Research Article: Does Dietary Mitigation of Enteric Methane Production Affect Rumen Function and Animal Productivity in Dairy Cows?

Date Published: October 28, 2015

Publisher: Public Library of Science

Author(s): Jolien B. Veneman, Stefan Muetzel, Kenton J. Hart, Catherine L. Faulkner, Jon M. Moorby, Hink B. Perdok, Charles J. Newbold, Jose Luis Balcazar.

http://doi.org/10.1371/journal.pone.0140282

Abstract

It has been suggested that the rumen microbiome and rumen function might be disrupted if methane production in the rumen is decreased. Furthermore concerns have been voiced that geography and management might influence the underlying microbial population and hence the response of the rumen to mitigation strategies. Here we report the effect of the dietary additives: linseed oil and nitrate on methane emissions, rumen fermentation, and the rumen microbiome in two experiments from New Zealand (Dairy 1) and the UK (Dairy 2). Dairy 1 was a randomized block design with 18 multiparous lactating cows. Dairy 2 was a complete replicated 3 x 3 Latin Square using 6 rumen cannulated, lactating dairy cows. Treatments consisted of a control total mixed ration (TMR), supplementation with linseed oil (4% of feed DM) and supplementation with nitrate (2% of feed DM) in both experiments. Methane emissions were measured in open circuit respiration chambers and rumen samples were analyzed for rumen fermentation parameters and microbial population structure using qPCR and next generation sequencing (NGS). Supplementation with nitrate, but not linseed oil, decreased methane yield (g/kg DMI; P<0.02) and increased hydrogen (P<0.03) emissions in both experiments. Furthermore, the effect of nitrate on gaseous emissions was accompanied by an increased rumen acetate to propionate ratio and consistent changes in the rumen microbial populations including a decreased abundance of the main genus Prevotella and a decrease in archaeal mcrA (log10 copies/ g rumen DM content). These results demonstrate that methane emissions can be significantly decreased with nitrate supplementation with only minor, but consistent, effects on the rumen microbial population and its function, with no evidence that the response to dietary additives differed due to geography and different underlying microbial populations.

Partial Text

Livestock are estimated to be responsible for 14.5% of the total greenhouse gas (GHG) emission from anthropogenic sources [1], with methane resulting from enteric fermentation the second largest source of anthropogenic GHG, representing 39% of the livestock sector emissions [1]. Numerous studies have investigated the potential to decrease methane from enteric fermentation in ruminants using dietary strategies or dietary additives [2]. However, relatively few studies have considered the wider consequences of these interventions on the functioning of the rumen microbial ecosystem [3]. It has been suggested that rumen function will be disrupted if rumen methane production is inhibited without the provision of alternative hydrogen sinks [4]. Here we report on the effect of two dietary additives (nitrate and linseed oil) selected based on a previous meta-analysis as persistent and potentially practical methane mitigation additives [5] on rumen fermentation, methane and hydrogen emissions and the rumen microbiome. Furthermore, given the concerns that geography and management might influence the underlying microbial population and hence the response to the additive [6], the additives were tested in two matched experiments in New Zealand and in the UK.
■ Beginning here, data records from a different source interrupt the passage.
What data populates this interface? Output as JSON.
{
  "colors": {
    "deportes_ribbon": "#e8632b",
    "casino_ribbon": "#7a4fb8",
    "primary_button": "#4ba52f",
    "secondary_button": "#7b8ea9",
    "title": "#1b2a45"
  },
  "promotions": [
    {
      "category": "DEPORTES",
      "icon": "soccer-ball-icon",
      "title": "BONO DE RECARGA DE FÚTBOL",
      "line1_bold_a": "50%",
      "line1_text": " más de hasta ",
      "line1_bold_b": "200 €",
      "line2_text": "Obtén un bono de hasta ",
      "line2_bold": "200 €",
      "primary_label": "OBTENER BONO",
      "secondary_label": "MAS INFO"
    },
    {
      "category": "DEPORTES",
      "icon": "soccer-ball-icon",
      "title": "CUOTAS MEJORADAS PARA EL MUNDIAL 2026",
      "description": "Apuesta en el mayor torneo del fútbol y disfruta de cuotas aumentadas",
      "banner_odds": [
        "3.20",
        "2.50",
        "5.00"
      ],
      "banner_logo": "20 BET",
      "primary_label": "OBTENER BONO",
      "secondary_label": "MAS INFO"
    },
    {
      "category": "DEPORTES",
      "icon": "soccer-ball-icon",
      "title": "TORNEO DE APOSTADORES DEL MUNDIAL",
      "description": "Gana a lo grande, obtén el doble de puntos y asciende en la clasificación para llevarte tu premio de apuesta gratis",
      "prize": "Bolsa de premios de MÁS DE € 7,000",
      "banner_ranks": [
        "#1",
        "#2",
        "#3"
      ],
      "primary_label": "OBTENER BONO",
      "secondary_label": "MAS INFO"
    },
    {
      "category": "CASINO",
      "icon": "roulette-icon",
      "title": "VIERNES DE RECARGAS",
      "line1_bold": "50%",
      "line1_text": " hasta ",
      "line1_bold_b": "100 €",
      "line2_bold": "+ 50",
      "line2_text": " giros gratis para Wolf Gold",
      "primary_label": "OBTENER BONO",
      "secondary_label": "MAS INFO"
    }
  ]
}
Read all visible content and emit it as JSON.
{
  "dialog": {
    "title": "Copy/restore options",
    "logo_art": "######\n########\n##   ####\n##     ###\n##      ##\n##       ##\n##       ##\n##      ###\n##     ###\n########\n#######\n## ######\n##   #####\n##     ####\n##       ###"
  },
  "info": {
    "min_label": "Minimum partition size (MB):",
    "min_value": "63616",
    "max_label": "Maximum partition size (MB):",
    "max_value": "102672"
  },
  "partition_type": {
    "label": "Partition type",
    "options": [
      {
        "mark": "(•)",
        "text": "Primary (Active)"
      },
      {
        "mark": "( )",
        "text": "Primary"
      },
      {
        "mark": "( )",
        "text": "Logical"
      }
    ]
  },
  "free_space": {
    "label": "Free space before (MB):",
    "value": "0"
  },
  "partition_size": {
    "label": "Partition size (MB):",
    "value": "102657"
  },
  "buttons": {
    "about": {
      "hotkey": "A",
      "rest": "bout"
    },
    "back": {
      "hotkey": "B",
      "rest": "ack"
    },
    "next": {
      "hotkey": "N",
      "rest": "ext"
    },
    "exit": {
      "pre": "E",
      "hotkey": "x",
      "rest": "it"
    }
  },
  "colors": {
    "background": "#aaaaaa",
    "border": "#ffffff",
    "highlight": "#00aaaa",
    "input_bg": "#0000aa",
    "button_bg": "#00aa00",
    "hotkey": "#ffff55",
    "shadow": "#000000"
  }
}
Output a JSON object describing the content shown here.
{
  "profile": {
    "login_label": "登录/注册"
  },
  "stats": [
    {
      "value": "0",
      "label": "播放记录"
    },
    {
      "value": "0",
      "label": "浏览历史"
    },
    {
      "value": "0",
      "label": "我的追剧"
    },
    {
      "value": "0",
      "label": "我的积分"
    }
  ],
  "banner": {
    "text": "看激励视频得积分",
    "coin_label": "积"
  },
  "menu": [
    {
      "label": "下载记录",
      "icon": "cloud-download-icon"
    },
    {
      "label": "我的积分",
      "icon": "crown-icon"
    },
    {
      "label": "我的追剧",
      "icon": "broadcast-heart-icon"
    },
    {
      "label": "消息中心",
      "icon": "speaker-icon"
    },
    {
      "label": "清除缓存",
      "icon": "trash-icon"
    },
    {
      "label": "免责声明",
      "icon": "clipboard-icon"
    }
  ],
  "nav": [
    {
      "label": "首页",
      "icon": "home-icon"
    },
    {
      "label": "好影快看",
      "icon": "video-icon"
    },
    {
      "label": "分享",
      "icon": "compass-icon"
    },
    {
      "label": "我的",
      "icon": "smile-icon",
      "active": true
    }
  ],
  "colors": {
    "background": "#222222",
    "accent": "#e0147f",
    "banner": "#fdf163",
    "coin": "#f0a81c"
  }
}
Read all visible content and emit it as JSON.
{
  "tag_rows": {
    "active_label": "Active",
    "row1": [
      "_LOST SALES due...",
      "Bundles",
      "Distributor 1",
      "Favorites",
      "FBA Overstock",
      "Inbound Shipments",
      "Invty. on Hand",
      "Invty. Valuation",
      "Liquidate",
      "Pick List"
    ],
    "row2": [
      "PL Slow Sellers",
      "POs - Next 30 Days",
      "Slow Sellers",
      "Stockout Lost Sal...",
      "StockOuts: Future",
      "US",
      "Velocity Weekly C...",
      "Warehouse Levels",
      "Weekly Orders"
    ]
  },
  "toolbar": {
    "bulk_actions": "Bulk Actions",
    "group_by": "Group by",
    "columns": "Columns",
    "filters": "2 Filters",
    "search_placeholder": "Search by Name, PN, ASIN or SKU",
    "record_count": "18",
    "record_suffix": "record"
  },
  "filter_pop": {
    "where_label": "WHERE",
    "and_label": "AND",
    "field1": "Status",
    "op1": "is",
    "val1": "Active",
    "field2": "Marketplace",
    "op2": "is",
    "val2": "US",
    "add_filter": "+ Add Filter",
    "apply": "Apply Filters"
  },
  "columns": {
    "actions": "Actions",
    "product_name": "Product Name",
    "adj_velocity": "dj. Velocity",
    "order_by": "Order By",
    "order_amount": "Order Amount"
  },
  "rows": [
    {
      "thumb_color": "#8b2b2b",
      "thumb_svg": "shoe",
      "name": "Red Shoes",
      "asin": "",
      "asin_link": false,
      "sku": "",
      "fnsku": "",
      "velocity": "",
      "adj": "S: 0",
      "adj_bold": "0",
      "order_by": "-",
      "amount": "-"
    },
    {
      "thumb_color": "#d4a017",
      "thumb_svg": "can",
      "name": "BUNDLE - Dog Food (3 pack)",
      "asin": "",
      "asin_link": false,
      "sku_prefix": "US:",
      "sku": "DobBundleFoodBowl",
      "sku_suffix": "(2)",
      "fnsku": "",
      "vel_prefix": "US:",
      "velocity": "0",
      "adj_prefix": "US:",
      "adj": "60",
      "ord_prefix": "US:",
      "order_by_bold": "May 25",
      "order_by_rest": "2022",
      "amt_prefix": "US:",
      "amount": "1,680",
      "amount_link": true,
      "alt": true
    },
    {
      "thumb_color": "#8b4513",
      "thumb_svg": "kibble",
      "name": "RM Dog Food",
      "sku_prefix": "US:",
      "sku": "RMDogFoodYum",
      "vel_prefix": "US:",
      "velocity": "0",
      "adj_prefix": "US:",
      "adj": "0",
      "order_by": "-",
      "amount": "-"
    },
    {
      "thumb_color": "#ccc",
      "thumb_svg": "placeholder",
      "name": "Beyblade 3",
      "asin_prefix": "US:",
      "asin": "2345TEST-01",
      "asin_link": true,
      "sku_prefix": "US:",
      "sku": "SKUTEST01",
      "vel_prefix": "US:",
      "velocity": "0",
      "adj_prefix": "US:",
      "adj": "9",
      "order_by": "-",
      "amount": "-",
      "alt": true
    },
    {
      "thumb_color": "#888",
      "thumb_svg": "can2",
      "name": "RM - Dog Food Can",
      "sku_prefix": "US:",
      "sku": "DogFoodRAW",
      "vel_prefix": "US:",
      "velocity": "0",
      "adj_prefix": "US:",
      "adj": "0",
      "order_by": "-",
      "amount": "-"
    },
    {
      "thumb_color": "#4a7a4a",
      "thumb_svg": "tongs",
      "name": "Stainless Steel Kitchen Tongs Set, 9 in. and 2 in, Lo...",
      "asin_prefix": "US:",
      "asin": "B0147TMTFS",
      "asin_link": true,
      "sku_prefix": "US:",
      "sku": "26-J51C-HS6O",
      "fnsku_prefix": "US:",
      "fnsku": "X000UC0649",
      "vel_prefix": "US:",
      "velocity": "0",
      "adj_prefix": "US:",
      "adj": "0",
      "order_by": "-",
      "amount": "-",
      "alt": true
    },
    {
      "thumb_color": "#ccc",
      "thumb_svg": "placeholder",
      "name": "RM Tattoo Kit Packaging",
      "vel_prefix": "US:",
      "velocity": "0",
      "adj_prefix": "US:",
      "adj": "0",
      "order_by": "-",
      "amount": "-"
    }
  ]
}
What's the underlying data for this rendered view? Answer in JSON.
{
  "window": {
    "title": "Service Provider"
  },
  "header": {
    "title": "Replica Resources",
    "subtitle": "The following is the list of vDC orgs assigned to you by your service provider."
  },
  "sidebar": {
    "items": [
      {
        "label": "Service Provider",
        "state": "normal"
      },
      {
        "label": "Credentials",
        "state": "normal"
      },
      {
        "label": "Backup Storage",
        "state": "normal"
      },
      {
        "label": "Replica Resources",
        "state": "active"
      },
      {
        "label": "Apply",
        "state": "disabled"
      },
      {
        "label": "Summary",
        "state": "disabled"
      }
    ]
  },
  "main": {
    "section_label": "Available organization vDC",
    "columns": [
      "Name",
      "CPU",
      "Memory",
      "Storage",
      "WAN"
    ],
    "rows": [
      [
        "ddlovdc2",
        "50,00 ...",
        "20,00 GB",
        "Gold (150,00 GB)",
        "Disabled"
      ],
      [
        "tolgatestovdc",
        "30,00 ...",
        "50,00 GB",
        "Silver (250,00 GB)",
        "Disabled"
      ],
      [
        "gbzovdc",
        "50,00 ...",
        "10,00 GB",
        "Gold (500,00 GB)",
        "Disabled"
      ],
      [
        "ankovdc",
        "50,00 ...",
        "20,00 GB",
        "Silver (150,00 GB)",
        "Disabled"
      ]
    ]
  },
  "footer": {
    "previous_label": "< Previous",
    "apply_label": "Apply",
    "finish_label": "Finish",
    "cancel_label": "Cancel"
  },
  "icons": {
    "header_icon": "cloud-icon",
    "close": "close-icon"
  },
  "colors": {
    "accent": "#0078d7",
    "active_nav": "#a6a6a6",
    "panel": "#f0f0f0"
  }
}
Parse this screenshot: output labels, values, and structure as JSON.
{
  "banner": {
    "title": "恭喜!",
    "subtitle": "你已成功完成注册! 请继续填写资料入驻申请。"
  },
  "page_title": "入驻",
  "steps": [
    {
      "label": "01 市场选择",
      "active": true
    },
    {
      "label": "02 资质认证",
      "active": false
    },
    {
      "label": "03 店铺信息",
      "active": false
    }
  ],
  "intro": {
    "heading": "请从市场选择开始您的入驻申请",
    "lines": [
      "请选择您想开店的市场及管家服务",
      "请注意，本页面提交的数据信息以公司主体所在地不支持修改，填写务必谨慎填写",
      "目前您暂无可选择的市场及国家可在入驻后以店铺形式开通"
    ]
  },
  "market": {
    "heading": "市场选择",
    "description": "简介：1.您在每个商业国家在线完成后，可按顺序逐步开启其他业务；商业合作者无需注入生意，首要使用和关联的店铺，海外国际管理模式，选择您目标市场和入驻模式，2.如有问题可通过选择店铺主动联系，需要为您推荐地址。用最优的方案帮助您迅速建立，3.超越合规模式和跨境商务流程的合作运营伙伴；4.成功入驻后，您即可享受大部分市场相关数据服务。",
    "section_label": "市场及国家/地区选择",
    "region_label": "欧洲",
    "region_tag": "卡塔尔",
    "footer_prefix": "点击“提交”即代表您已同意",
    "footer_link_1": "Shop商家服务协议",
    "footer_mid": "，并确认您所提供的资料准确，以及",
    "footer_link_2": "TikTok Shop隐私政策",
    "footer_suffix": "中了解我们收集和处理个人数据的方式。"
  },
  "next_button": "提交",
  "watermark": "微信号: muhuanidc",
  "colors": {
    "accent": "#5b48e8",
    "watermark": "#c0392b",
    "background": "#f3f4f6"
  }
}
Methane yield was higher in Dairy 2 than Dairy 1, but both were in the range typically observed in dairy cows [23, 24]. Linseed oil did not affect methane emissions in either experiment. This contrasts with studies in the literature showing a decrease in methane emissions by around 3.6 to 5.6% for each 10 g/kg DM increase in crude fat content [23, 25–27]. Linseed oil is thought to decrease methane emissions as the PUFA present in linseed oil might be toxic to certain cellulolytic bacteria and rumen protozoa which supply hydrogen to the methanogenic archaea [27]. However, no effect was observed on the main cellulolytic genera such as Fibrobacter or Ruminococcus and neither did linseed oil decrease protozoa 18S copy numbers. Overall, the absence of a reduction in methane emissions with linseed oil coincides with an absence of a response in the rumen microbial ecosystem as a whole. The effects of linseed oil on animal performance, particularly on milk composition were, however, pronounced in both experiments. Linseed oil caused a reduction in milk fat percentage in agreement with previous studies (see meta-analysis of [28]). It is believed this is caused by the biohydrogenation of PUFA into specific FA intermediates, in particular trans-10, cis-12 conjugated linoleic acid which inhibit the de novo synthesis of FA in the mammary gland, causing a reduction in saturated FA and total milk fat [29].

This study has demonstrated that significant decreases in rumen methane emissions can be achieved without drastic effects on either the rumen microbial population or its function. Furthermore, we found no evidence to support concerns that the response to dietary additives in different geographical locations will differ due to different underlying rumen microbial populations.

 

Source:

http://doi.org/10.1371/journal.pone.0140282